Website and app data records

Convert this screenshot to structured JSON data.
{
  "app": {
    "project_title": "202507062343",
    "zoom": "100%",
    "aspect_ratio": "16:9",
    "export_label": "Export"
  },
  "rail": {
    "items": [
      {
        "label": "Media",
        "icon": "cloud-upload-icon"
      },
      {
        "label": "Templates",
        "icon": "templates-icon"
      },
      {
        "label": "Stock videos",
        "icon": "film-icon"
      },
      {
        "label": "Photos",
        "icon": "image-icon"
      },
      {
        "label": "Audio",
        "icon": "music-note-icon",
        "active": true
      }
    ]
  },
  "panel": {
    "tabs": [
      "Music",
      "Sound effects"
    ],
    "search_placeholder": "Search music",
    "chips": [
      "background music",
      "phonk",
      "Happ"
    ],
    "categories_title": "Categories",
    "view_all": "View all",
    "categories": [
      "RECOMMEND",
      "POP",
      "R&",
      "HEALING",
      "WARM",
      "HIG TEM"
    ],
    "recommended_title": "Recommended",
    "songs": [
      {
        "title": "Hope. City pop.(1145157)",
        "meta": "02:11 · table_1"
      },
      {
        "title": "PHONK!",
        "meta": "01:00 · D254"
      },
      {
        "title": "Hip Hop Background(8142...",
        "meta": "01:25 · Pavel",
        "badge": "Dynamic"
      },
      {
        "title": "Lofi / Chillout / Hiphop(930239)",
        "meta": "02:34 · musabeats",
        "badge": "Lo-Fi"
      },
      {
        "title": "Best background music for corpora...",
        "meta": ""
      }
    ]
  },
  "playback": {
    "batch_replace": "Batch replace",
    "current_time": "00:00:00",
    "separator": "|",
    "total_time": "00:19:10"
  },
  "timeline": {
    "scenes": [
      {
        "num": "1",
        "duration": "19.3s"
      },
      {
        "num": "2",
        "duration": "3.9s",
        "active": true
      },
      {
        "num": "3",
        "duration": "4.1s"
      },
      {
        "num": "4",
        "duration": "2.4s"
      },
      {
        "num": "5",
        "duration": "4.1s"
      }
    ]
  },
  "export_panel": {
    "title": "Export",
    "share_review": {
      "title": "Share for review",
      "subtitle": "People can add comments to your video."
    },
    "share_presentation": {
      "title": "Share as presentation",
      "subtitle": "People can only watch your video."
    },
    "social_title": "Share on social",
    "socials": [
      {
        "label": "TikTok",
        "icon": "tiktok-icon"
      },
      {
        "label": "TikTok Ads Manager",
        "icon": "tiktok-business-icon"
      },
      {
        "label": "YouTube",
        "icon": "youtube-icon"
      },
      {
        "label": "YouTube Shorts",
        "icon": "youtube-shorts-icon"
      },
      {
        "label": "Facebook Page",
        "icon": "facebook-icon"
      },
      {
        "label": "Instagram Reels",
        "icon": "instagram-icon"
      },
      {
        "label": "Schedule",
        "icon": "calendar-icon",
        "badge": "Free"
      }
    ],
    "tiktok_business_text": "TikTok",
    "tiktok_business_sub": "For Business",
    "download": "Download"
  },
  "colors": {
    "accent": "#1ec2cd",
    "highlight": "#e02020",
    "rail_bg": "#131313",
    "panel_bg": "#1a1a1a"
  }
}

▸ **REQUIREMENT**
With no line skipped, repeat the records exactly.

▸ **SOLUTION FOR THIS EXERCISE**
Convert this screenshot to structured JSON data.
{
  "app": {
    "project_title": "202507062343",
    "zoom": "100%",
    "aspect_ratio": "16:9",
    "export_label": "Export"
  },
  "rail": {
    "items": [
      {
        "label": "Media",
        "icon": "cloud-upload-icon"
      },
      {
        "label": "Templates",
        "icon": "templates-icon"
      },
      {
        "label": "Stock videos",
        "icon": "film-icon"
      },
      {
        "label": "Photos",
        "icon": "image-icon"
      },
      {
        "label": "Audio",
        "icon": "music-note-icon",
        "active": true
      }
    ]
  },
  "panel": {
    "tabs": [
      "Music",
      "Sound effects"
    ],
    "search_placeholder": "Search music",
    "chips": [
      "background music",
      "phonk",
      "Happ"
    ],
    "categories_title": "Categories",
    "view_all": "View all",
    "categories": [
      "RECOMMEND",
      "POP",
      "R&",
      "HEALING",
      "WARM",
      "HIG TEM"
    ],
    "recommended_title": "Recommended",
    "songs": [
      {
        "title": "Hope. City pop.(1145157)",
        "meta": "02:11 · table_1"
      },
      {
        "title": "PHONK!",
        "meta": "01:00 · D254"
      },
      {
        "title": "Hip Hop Background(8142...",
        "meta": "01:25 · Pavel",
        "badge": "Dynamic"
      },
      {
        "title": "Lofi / Chillout / Hiphop(930239)",
        "meta": "02:34 · musabeats",
        "badge": "Lo-Fi"
      },
      {
        "title": "Best background music for corpora...",
        "meta": ""
      }
    ]
  },
  "playback": {
    "batch_replace": "Batch replace",
    "current_time": "00:00:00",
    "separator": "|",
    "total_time": "00:19:10"
  },
  "timeline": {
    "scenes": [
      {
        "num": "1",
        "duration": "19.3s"
      },
      {
        "num": "2",
        "duration": "3.9s",
        "active": true
      },
      {
        "num": "3",
        "duration": "4.1s"
      },
      {
        "num": "4",
        "duration": "2.4s"
      },
      {
        "num": "5",
        "duration": "4.1s"
      }
    ]
  },
  "export_panel": {
    "title": "Export",
    "share_review": {
      "title": "Share for review",
      "subtitle": "People can add comments to your video."
    },
    "share_presentation": {
      "title": "Share as presentation",
      "subtitle": "People can only watch your video."
    },
    "social_title": "Share on social",
    "socials": [
      {
        "label": "TikTok",
        "icon": "tiktok-icon"
      },
      {
        "label": "TikTok Ads Manager",
        "icon": "tiktok-business-icon"
      },
      {
        "label": "YouTube",
        "icon": "youtube-icon"
      },
      {
        "label": "YouTube Shorts",
        "icon": "youtube-shorts-icon"
      },
      {
        "label": "Facebook Page",
        "icon": "facebook-icon"
      },
      {
        "label": "Instagram Reels",
        "icon": "instagram-icon"
      },
      {
        "label": "Schedule",
        "icon": "calendar-icon",
        "badge": "Free"
      }
    ],
    "tiktok_business_text": "TikTok",
    "tiktok_business_sub": "For Business",
    "download": "Download"
  },
  "colors": {
    "accent": "#1ec2cd",
    "highlight": "#e02020",
    "rail_bg": "#131313",
    "panel_bg": "#1a1a1a"
  }
}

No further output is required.